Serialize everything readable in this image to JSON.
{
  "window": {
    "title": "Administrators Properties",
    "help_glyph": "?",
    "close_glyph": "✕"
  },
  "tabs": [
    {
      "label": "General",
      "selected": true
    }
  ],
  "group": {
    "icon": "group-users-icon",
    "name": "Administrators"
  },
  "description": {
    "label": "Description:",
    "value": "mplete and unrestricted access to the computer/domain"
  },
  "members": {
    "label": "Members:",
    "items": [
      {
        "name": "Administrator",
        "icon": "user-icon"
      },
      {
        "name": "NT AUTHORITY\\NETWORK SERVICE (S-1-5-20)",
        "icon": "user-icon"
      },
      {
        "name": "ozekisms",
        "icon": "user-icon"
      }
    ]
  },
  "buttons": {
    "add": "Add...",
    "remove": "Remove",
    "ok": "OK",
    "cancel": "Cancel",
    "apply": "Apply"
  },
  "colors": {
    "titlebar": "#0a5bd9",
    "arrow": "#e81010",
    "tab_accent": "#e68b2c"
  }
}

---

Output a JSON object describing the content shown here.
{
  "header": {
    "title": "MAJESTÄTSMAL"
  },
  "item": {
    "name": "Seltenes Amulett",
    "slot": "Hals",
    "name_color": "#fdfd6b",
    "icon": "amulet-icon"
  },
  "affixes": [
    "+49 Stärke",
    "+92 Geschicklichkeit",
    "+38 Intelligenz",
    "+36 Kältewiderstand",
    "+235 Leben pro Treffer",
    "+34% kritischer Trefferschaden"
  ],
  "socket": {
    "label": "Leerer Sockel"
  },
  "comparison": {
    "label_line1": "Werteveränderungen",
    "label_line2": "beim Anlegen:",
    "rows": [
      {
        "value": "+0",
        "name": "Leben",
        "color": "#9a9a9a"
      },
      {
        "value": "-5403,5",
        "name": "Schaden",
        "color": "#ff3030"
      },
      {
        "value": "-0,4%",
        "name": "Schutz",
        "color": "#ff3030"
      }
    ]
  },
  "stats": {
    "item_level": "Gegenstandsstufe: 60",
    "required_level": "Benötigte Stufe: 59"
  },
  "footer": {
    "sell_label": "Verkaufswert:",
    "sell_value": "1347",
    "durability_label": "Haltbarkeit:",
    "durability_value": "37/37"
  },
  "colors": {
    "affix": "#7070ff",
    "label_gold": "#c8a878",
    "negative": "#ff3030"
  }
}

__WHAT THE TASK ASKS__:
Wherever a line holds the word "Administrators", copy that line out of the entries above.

__YOUR SOLUTION__:
    "title": "Administrators Properties",
    "name": "Administrators"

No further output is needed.